I should be considered a superhero. No, seriously. I am not even being arrogant when I say that.
At nearly 19 years old I realized I give a lot of myself for the benefit of those who need things more than I do. This all started March 2009, during my senior year of high school.
As most other high schools, my school’s Associated Student Body would hold about three blood drives for LifeStream each school year. Being terrified of needles at the time, I passed up the opportunity and usually pretended to not know the drives were happening.
But something pushed me, probably my “gung-ho” friend Stephanie, to just do it this one time.
After being asked questions about my health history and sexual life, which we all know is nonexistent, I was led over to a bed to lie on.
With my heart racing and my breathing heavy, the phlebotomist cleaned my arm with iodine and plunged the needle into my vein.
After my veins had released a pint of blood, the only thing that was painful in the entire process was when they pricked my finger to test my iron levels.
About a month later, I received my LifeStream identification card telling me I was an O-positive blood type.
Remembering biology classes, I realized my blood was universal and therefore could be given to anyone in need of blood. Because of this, 56 days after my initial donation, LifeStream called me to make a donation appointment.
Ever since then, I have faithfully given a pint of my blood every 56 days. At my next donation a month from now, I will hit the one-gallon mark.

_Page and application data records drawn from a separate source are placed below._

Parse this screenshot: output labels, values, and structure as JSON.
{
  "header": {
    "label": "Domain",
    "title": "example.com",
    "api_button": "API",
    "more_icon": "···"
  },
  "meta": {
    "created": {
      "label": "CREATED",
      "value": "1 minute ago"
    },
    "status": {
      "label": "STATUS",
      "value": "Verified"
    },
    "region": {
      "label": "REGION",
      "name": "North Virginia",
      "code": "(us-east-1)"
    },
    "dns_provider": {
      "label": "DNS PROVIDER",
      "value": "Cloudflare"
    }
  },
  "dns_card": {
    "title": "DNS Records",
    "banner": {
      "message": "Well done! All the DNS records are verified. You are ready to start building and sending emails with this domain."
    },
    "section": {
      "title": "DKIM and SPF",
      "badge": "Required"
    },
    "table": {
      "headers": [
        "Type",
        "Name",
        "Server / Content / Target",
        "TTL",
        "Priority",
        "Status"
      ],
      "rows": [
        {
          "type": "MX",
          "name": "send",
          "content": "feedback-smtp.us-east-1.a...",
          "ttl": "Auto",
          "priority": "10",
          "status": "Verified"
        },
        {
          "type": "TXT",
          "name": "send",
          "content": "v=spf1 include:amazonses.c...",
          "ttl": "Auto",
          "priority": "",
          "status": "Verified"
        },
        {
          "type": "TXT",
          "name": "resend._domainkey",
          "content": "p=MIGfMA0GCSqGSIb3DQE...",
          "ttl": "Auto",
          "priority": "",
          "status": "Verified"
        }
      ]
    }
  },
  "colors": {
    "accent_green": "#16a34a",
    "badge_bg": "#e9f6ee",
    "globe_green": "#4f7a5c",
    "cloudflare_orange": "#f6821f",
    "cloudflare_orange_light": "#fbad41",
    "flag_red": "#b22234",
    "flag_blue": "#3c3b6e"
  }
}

After conquering my fear of needles, I started thinking about what else I had extra of to give to others. I am a healthy, young person so my body is ideal for donations to sick patients. I went online and began researching.
Since I got my license at 16, the organ donor sticker was not an option, so immediately I went to donatelifecalifornia.org and registered for my vital, working organs to be donated upon my death.
My godfather was recently diagnosed with cancer so I began researching ways I could help cancer patients.
While online, I came across the National Marrow Donor Program, an organization that saves patients’ lives by acquiring donations of bone marrow nationwide.
Since I am young and healthy, the procedure is simple and requires little energy. The patient receiving my marrow, if it is found I am a match, has a better chance of survival.
So, I registered and they sent me a do-it-yourself kit where I swabbed the inside of my cheeks and sent my cells in to be put in the bank.
For the past three years, I have had long hair. Most people who consider donating their hair tend to lean towards Wigs for Kids and Locks of Love. However neither foundation guarantees your hair will be used and the minimum length requirement is nearly a foot.
In the recent heat, I could not stand waiting for my hair to grow longer, so I looked for other options. I discovered Pantene Beautiful Lengths, a group that takes donations of hair from eight inches and up and creates a free wig for a woman with cancer.
On Oct. 1, I went to my hair stylist, she tied my hair into a ponytail and chopped nine inches off. Although I was nervous, I do not mind my hair and my nine inches went to a woman who cannot grow it naturally like I can.
Donating blood, marrow or hair does not change me; if anything it makes me look different temporarily. But it makes you feel like you did something special for a stranger and I do not know about you, but that feels amazing. One small act can literally change another person’s life.
See that mugshot next to my name? It does not match my hairstyle anymore. But that person in the photo? She is still here, through and through.
Kristen Campbell, a sophomore journalism major, is editor in chief of the Campus Times. She can be reached by e-mail at email@example.com.